Update: A civil engineer wrote in to note that, at current prices of $160 per cubic foot, the steel alone would cost about $1.5 billion -- excluding steel that would need to be used to extend the slats into the ground. She also noted that a 1-inch-thick wall wouldn’t be terribly sturdy.

Would this even be effective?

This is really the crux of the question, isn’t it? Is a barrier this long at these dimensions actually something that would work to keep out people and illegal drugs?

It clearly wouldn’t do much about the latter. Most drugs that cross that border illegally already come through ports of entry, smuggled in vehicles or on people crossing legally. What’s more, a barrier with nine-inch gaps seems like it might allow for pretty easy transfer of bulky packages, without having to throw them 28 feet in the air to clear the wall.

What’s more, an nine-inch gap wouldn’t necessarily keep people out. In 2010, a prisoner in a jail in Tennessee escaped his cell by covering himself with grease and squeezing between bars set 4.5 inches apart. He would have found the steel slats — with gaps between that are twice that size — practically roomy.

In China, people who pass through a gap of 5.9 inches at a restaurant eat for free.
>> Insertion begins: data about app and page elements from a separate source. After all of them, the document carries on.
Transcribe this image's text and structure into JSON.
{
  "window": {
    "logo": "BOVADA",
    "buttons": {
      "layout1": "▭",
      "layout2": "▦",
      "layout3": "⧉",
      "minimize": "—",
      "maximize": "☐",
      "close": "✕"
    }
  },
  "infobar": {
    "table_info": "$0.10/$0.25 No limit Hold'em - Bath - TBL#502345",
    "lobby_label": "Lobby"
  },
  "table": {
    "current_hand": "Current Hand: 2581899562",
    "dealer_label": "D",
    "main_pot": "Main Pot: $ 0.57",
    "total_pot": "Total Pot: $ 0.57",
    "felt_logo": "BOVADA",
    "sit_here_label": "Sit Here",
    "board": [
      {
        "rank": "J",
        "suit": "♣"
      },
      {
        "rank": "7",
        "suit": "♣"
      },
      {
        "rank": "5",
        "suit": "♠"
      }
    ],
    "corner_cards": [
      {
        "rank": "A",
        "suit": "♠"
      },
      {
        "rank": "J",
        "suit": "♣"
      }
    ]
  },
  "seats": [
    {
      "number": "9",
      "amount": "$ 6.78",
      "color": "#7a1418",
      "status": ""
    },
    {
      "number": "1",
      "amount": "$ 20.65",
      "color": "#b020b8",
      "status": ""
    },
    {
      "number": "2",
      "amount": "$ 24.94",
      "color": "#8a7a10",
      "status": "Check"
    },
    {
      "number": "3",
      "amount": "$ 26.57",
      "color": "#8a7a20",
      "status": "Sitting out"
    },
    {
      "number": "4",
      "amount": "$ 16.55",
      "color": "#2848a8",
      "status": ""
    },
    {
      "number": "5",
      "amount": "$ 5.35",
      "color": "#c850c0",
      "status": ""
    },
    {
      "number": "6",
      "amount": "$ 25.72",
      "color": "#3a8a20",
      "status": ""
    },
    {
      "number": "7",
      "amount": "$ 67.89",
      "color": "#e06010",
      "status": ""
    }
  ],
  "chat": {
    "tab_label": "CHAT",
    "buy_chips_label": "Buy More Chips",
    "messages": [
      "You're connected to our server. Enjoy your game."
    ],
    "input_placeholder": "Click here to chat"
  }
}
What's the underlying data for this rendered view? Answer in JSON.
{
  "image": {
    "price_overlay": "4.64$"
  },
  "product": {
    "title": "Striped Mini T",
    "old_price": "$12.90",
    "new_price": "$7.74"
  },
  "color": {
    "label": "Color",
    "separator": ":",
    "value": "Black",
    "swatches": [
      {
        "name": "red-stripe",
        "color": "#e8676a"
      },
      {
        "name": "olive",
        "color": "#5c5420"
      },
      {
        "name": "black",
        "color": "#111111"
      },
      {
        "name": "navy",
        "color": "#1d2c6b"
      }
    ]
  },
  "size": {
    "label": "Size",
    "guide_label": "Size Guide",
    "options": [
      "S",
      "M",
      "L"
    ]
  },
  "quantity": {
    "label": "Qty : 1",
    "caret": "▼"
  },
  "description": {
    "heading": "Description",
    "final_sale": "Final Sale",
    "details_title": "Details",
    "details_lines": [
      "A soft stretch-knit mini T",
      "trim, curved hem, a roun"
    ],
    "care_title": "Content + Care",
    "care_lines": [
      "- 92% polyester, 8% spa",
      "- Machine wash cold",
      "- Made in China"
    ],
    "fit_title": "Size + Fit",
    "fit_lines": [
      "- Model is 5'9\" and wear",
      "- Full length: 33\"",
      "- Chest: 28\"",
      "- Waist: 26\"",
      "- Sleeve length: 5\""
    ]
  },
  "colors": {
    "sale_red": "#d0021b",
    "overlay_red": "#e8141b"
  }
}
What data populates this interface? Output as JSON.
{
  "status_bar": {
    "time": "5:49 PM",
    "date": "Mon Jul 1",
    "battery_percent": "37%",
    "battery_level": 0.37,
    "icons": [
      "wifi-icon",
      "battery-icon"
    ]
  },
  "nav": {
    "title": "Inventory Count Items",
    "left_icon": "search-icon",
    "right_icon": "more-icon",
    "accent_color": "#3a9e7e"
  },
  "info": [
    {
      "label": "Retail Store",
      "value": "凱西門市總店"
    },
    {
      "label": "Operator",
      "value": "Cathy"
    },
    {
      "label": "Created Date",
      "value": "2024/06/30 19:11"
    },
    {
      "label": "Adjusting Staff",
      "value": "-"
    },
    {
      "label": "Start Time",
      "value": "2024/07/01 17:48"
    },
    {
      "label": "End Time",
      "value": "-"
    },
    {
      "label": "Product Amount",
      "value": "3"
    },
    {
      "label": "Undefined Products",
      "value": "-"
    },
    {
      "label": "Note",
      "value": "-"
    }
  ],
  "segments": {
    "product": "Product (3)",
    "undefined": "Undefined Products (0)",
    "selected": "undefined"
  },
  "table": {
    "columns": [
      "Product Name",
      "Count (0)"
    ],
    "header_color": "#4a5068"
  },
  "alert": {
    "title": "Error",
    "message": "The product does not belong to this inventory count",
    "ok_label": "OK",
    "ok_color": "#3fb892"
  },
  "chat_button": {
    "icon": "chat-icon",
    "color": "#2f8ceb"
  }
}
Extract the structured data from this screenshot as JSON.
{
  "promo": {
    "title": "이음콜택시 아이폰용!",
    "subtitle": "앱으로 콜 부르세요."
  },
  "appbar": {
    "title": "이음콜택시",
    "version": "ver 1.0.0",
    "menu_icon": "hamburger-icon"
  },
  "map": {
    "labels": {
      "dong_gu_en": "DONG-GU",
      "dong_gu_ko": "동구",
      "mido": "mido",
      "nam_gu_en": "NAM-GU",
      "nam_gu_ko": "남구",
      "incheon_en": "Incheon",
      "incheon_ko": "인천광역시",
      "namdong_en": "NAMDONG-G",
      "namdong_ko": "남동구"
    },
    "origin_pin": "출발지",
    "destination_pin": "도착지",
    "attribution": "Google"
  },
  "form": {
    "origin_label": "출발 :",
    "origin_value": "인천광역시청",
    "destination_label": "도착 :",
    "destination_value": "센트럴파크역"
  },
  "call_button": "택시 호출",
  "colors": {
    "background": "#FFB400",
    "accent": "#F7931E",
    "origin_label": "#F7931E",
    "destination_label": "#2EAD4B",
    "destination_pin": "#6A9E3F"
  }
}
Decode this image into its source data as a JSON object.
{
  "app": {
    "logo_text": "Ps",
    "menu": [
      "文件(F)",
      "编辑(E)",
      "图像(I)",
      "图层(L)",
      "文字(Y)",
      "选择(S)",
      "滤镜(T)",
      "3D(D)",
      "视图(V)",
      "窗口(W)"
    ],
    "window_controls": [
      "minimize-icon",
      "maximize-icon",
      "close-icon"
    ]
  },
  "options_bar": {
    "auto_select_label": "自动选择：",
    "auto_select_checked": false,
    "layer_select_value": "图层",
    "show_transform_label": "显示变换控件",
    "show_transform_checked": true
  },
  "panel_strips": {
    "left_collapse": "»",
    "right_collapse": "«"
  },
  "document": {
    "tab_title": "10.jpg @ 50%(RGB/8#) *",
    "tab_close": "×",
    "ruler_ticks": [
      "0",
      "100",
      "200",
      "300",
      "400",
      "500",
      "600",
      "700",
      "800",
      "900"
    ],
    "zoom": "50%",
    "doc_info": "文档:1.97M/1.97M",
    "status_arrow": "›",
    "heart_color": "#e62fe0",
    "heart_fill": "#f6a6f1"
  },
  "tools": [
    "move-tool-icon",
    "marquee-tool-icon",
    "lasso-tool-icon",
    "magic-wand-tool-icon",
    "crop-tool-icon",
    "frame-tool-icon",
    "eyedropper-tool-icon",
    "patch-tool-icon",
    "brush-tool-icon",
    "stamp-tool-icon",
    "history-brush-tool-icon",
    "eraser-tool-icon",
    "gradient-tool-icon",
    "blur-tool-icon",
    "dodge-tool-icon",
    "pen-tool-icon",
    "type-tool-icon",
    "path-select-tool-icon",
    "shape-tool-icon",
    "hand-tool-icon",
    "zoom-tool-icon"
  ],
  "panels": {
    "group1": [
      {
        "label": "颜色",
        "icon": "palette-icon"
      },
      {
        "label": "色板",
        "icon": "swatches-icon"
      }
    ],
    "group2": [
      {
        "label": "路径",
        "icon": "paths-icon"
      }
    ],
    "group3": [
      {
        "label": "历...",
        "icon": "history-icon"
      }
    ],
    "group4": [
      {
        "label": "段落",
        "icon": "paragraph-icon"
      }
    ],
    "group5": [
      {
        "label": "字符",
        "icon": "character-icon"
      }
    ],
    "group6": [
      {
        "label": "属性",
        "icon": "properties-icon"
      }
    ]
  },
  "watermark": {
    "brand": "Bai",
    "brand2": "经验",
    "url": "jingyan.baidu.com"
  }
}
Pass through a gap of seven inches and you get five beers on the house. Get through a gap that’s only slightly wider than Trump’s wall, 9.8 inches, and you only get one beer.

Chinese restaurant gives discounts for the skinny

A restaurant in Binzhou, China, came up with a quirky idea to give discounts to customers who can squeeze through narrow metal bars. “People are always thinking about a big meal when they enter a restaurant. If they fail to squeeze through the frame they might think -- maybe we are overweight, maybe we should control the amount of food we order,” said Zhao Lang, the owner of the restaurant, in an interview. Read more: #RUPTLY

Posted by The Korea Herald on Monday, May 28, 2018

It’s possible, we’ll admit, that Trump’s illustration isn’t meant to be a specific representation of the actual size of the barrier that he would like to see on the border, any more than he plans to order the Border Patrol to use only semi-compressed Ford Explorers on their routes from now on.

But, as of writing, this is all moot anyway. There’s no money to build the wall coming from either Mexico or the United States at this point. Those looking to squeeze through narrow gaps for great rewards will have to migrate to China, trying their best at winning those five beers.


The original calculations for the height incorrectly excluded several feet. The article has been corrected.